Right now there is a lot of talk about allowing more geographic mobility to enable more economic mobility--in other words, easing immigration restrictions. There is powerful evidence that enabling more migration (internal and external) would be a powerful tool to fight global poverty.
But there is a different kind of geographic and economic mobility that is worth thinking about--the geographic and economic immobility of cash.
A just-for-fun project to track the movement of specific dollar bills as they move from place to place and person to person has yielded very interesting data on this issue in the United States. Back in 1998 the Where's George project started encouraging people to log the geographic (by zip code) location of their cash before spending it. Later, when someone else logged a specific bill on the Where's George website, both parties could see where the bill had traveled. There have been more than 1 million entries for almost 500,000 individual bills.
Now all those data points have been brought together by Dirk Brockmann to produce a map of where cash moves, and where it doesn't.
The dark blue lines indicate "cash borders"--it's rare for cash to move across these borders. You can read more about the creation of the maps on Robert Krulwich's blog at NPR.

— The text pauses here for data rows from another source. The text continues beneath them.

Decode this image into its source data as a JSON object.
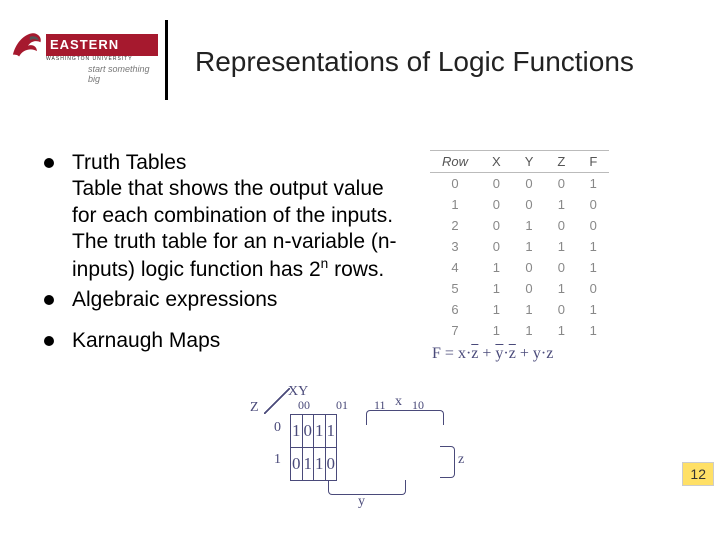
{
  "logo": {
    "main": "EASTERN",
    "sub": "WASHINGTON UNIVERSITY",
    "tag": "start something big"
  },
  "title": "Representations of Logic Functions",
  "bullets": {
    "b1_title": "Truth Tables",
    "b1_body": "Table that shows the output value for each combination of the inputs. The truth table for an n-variable (n-inputs) logic function has 2",
    "b1_exp": "n",
    "b1_tail": " rows.",
    "b2": "Algebraic expressions",
    "b3": "Karnaugh Maps"
  },
  "algebraic": {
    "F": "F",
    "eq": "=",
    "t1a": "x",
    "t1b": "z",
    "plus": "+",
    "t2a": "y",
    "t2b": "z",
    "t3a": "y",
    "t3b": "z"
  },
  "truth": {
    "headers": [
      "Row",
      "X",
      "Y",
      "Z",
      "F"
    ],
    "rows": [
      [
        "0",
        "0",
        "0",
        "0",
        "1"
      ],
      [
        "1",
        "0",
        "0",
        "1",
        "0"
      ],
      [
        "2",
        "0",
        "1",
        "0",
        "0"
      ],
      [
        "3",
        "0",
        "1",
        "1",
        "1"
      ],
      [
        "4",
        "1",
        "0",
        "0",
        "1"
      ],
      [
        "5",
        "1",
        "0",
        "1",
        "0"
      ],
      [
        "6",
        "1",
        "1",
        "0",
        "1"
      ],
      [
        "7",
        "1",
        "1",
        "1",
        "1"
      ]
    ]
  },
  "kmap": {
    "xy": "XY",
    "z": "Z",
    "col": [
      "00",
      "01",
      "11",
      "10"
    ],
    "row": [
      "0",
      "1"
    ],
    "cells": [
      [
        "1",
        "0",
        "1",
        "1"
      ],
      [
        "0",
        "1",
        "1",
        "0"
      ]
    ],
    "gx": "x",
    "gy": "y",
    "gz": "z"
  },
  "page": "12",
  "chart_data": {
    "type": "table",
    "title": "Truth table for F(X,Y,Z)",
    "columns": [
      "Row",
      "X",
      "Y",
      "Z",
      "F"
    ],
    "rows": [
      [
        0,
        0,
        0,
        0,
        1
      ],
      [
        1,
        0,
        0,
        1,
        0
      ],
      [
        2,
        0,
        1,
        0,
        0
      ],
      [
        3,
        0,
        1,
        1,
        1
      ],
      [
        4,
        1,
        0,
        0,
        1
      ],
      [
        5,
        1,
        0,
        1,
        0
      ],
      [
        6,
        1,
        1,
        0,
        1
      ],
      [
        7,
        1,
        1,
        1,
        1
      ]
    ],
    "kmap": {
      "row_var": "Z",
      "col_vars": "XY",
      "col_order": [
        "00",
        "01",
        "11",
        "10"
      ],
      "row_order": [
        "0",
        "1"
      ],
      "grid": [
        [
          1,
          0,
          1,
          1
        ],
        [
          0,
          1,
          1,
          0
        ]
      ]
    },
    "expression": "F = x·z' + y'·z' + y·z"
  }
}
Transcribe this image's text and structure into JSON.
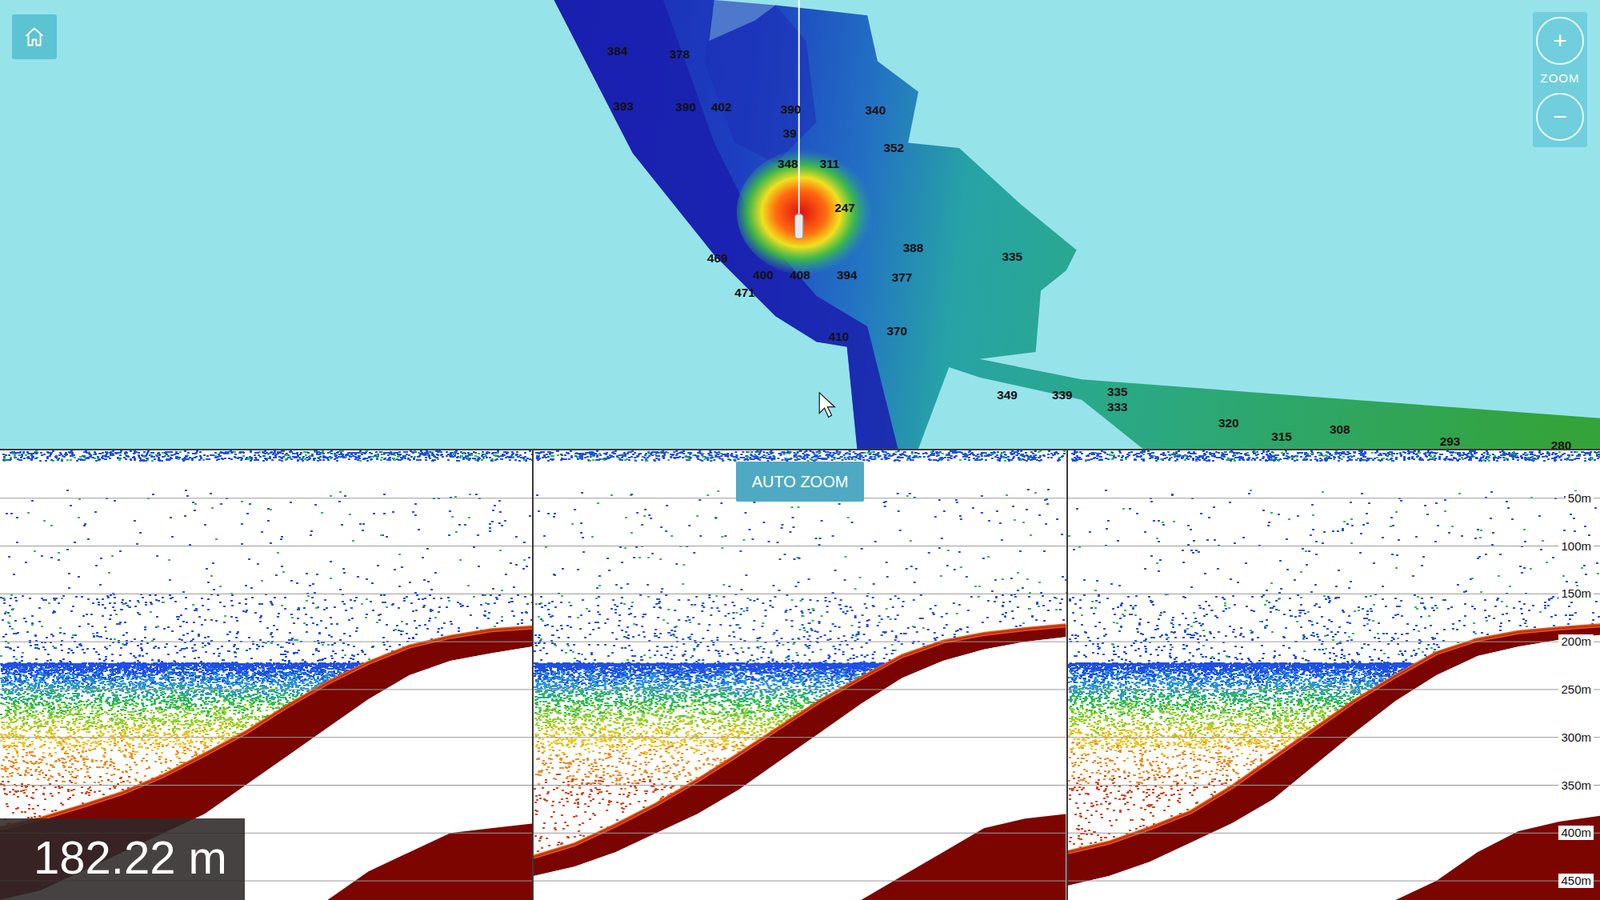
{
  "map": {
    "home_button": {
      "label": ""
    },
    "zoom": {
      "in": "+",
      "label": "ZOOM",
      "out": "−"
    },
    "depth_labels": [
      "384",
      "378",
      "393",
      "390",
      "402",
      "390",
      "39",
      "340",
      "348",
      "311",
      "352",
      "247",
      "388",
      "335",
      "469",
      "400",
      "408",
      "394",
      "377",
      "471",
      "410",
      "370",
      "349",
      "339",
      "335",
      "333",
      "320",
      "315",
      "308",
      "293",
      "280"
    ]
  },
  "echogram": {
    "auto_zoom": "AUTO ZOOM",
    "readout": "182.22 m",
    "depth_ticks": [
      "50m",
      "100m",
      "150m",
      "200m",
      "250m",
      "300m",
      "350m",
      "400m",
      "450m"
    ],
    "panels": [
      {
        "seabed": [
          395,
          385,
          372,
          358,
          340,
          318,
          295,
          268,
          243,
          222,
          205,
          195,
          188,
          185
        ],
        "sub_bottom": [
          470,
          460,
          440,
          420,
          400,
          380,
          350,
          320,
          290,
          260,
          235,
          220,
          212,
          205
        ],
        "second_echo": [
          470,
          470,
          470,
          470,
          470,
          470,
          470,
          470,
          470,
          440,
          420,
          400,
          395,
          390
        ]
      },
      {
        "seabed": [
          425,
          412,
          392,
          370,
          345,
          318,
          290,
          262,
          238,
          215,
          200,
          192,
          187,
          183
        ],
        "sub_bottom": [
          445,
          435,
          420,
          400,
          380,
          355,
          325,
          295,
          265,
          238,
          220,
          208,
          200,
          195
        ],
        "second_echo": [
          470,
          470,
          470,
          470,
          470,
          470,
          470,
          470,
          470,
          445,
          420,
          395,
          385,
          380
        ]
      },
      {
        "seabed": [
          420,
          410,
          395,
          378,
          352,
          322,
          292,
          262,
          236,
          212,
          198,
          190,
          186,
          183
        ],
        "sub_bottom": [
          455,
          445,
          430,
          410,
          390,
          365,
          330,
          295,
          262,
          235,
          215,
          205,
          198,
          193
        ],
        "second_echo": [
          470,
          470,
          470,
          470,
          470,
          470,
          470,
          470,
          470,
          450,
          420,
          398,
          388,
          382
        ]
      }
    ]
  }
}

The map documents distinct cash economies in the United States. It's strikingly similar to a map based on cellphone calls from a few years ago (also via Krulwich).
Looking at the two maps together is a powerful reminder that the boundaries of a cash economy are essentially based on who you know. In other words, your ability to transact is limited to your ability to physically interact.
Now the fact is that the United States is significantly more economically integrated than the cash or cellphone maps indicate. There are vast economic connections that a map of cash transactions does not capture—the exchange of value in those connections are handled electronically. Look for a moment at how much smaller geographically the cash economies are than the "real" economy.
This, I think, is a useful way to think about the value of electronic payments and increasing the mobility of money. Even in the United States, a country known for the geographic mobility of its inhabitants, the cash economy has definite borders. If Americans were forced to live their entire economic lives within these borders, they would be substantially poorer.
If we want to increase economic mobility, than an important step is increasing the geographic mobility of money. Creating an electronic payments infrastructure won’t be the end of regional economies, but it will make the borders of those economies more porous—to everyone’s ultimate benefit.